While the risk-assessment firm has labeled India as “high” rather than “extreme” risk overall, it notes that the frequency and severity of the country’s violations fall under the “extreme” heading, with apparel a particular hotspot. India may have signed the relevant international treaties, Verisk Maplecroft said, but its enforcement capabilities lack the necessary resources and coverage. South Asia’s largest economy also falls short of the minimum age threshold set by the ILO, which is 15.

The U.S. Department of Labor’s (DOL) Bureau of International Labor Affairs also credited India with making only “moderate” improvement in its 2021 Findings on the Worst Forms of Child Labor report. Though the government made “meaningful efforts” in all relevant areas during the reporting period, it did not publicly release information on its labor or criminal law enforcement efforts.
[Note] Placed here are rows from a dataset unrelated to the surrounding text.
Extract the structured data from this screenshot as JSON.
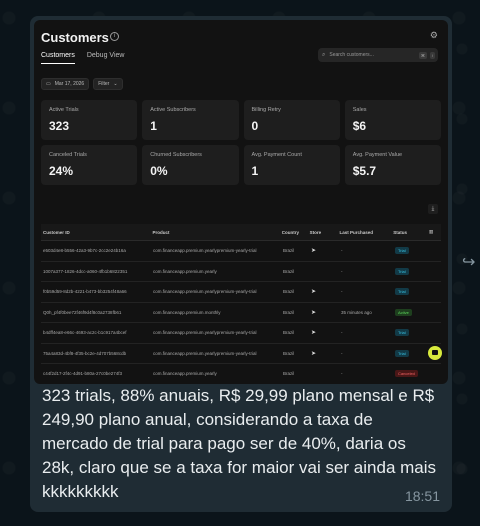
{
  "app": {
    "title": "Customers",
    "info_glyph": "i",
    "gear_glyph": "⚙",
    "tabs": [
      {
        "label": "Customers",
        "active": true
      },
      {
        "label": "Debug View",
        "active": false
      }
    ],
    "search": {
      "placeholder": "Search customers...",
      "shortcut_keys": [
        "⌘",
        "/"
      ]
    },
    "filters": {
      "date": "Mar 17, 2026",
      "filter_label": "Filter"
    }
  },
  "metrics": [
    {
      "label": "Active Trials",
      "value": "323"
    },
    {
      "label": "Active Subscribers",
      "value": "1"
    },
    {
      "label": "Billing Retry",
      "value": "0"
    },
    {
      "label": "Sales",
      "value": "$6"
    },
    {
      "label": "Canceled Trials",
      "value": "24%"
    },
    {
      "label": "Churned Subscribers",
      "value": "0%"
    },
    {
      "label": "Avg. Payment Count",
      "value": "1"
    },
    {
      "label": "Avg. Payment Value",
      "value": "$5.7"
    }
  ],
  "table": {
    "headers": {
      "id": "Customer ID",
      "product": "Product",
      "country": "Country",
      "store": "Store",
      "last": "Last Purchased",
      "status": "Status"
    },
    "rows": [
      {
        "id": "e503d4e8-b556-42a3-9b7c-2cc2e24b16a",
        "product": "com.financeapp.premium.yearlypremium-yearly-trial",
        "country": "Brazil",
        "store": "➤",
        "last": "-",
        "status": "Trial",
        "kind": "trial"
      },
      {
        "id": "1007a377-1826-4dcc-a060-4fb1b6822351",
        "product": "com.financeapp.premium.yearly",
        "country": "Brazil",
        "store": "",
        "last": "-",
        "status": "Trial",
        "kind": "trial"
      },
      {
        "id": "f0b59d59-8d2b-4221-b473-bb3254f48a66",
        "product": "com.financeapp.premium.yearlypremium-yearly-trial",
        "country": "Brazil",
        "store": "➤",
        "last": "-",
        "status": "Trial",
        "kind": "trial"
      },
      {
        "id": "Q0h_pf4f0bee72f46f9d4f8c0a2738fb61",
        "product": "com.financeapp.premium.monthly",
        "country": "Brazil",
        "store": "➤",
        "last": "35 minutes ago",
        "status": "Active",
        "kind": "active"
      },
      {
        "id": "b4dff4ea8-e66c-4693-ac2c-b1c917a4bcef",
        "product": "com.financeapp.premium.yearlypremium-yearly-trial",
        "country": "Brazil",
        "store": "➤",
        "last": "-",
        "status": "Trial",
        "kind": "trial"
      },
      {
        "id": "75a4a83d-4bf8-4f35-bc2e-4d707b568cdb",
        "product": "com.financeapp.premium.yearlypremium-yearly-trial",
        "country": "Brazil",
        "store": "➤",
        "last": "-",
        "status": "Trial",
        "kind": "trial"
      },
      {
        "id": "c44f2d17-2f4c-4d91-b80a-27c0be274f3",
        "product": "com.financeapp.premium.yearly",
        "country": "Brazil",
        "store": "",
        "last": "-",
        "status": "Canceled",
        "kind": "cancel"
      }
    ]
  },
  "message": {
    "text": "323 trials, 88% anuais, R$ 29,99 plano mensal e R$ 249,90 plano anual, considerando a taxa de mercado de trial para pago ser de 40%, daria os 28k, claro que se a taxa for maior vai ser ainda mais kkkkkkkkk",
    "time": "18:51"
  }
}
Children in India, it said, are subjected to the “worst forms” of child labor, including commercial sexual exploitation, sometimes through human trafficking. They also perform “dangerous tasks” in garment production, stone quarrying and brickmaking.
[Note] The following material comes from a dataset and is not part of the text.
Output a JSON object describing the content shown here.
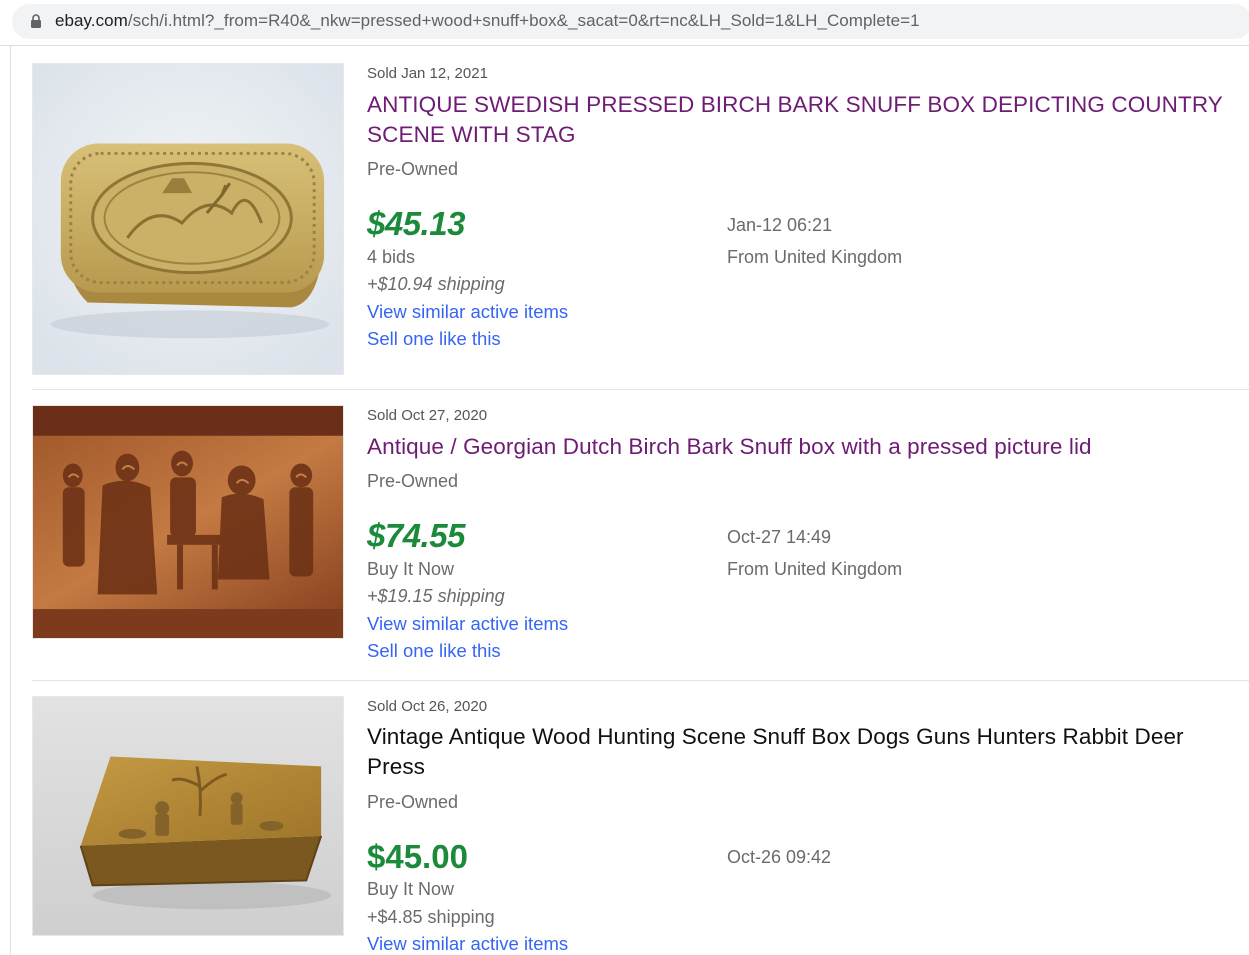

“Hazardous work prohibitions do not include all occupations in which children work for long periods in unsafe and unhealthy environments, and penalties for employing children are insufficient to deter violations,” the report said. “There are also serious concerns about widespread corruption among police and other government officials related to the enforcement of child labor crimes, actively impeding the investigation and prosecution of such offenses, and mistreating victims.”

Garments produced in India also made it to the DOL’s 2022 list of goods produced by child and forced labor.

India’s textile and apparel industry employs more than 45 million people in farming and manufacturing. Its exports, roughly 22 percent of the sector, have fallen steadily over the past few months because of inflationary pressures and collapsing purchasing power. In November, they fell by a combined 15.6 percent over the previous year to $2.6 billion, according to Ministry of Commerce data. From April to November, textile and apparel exports clocked a year-over-year decline of 11 percent to reach $23 billion.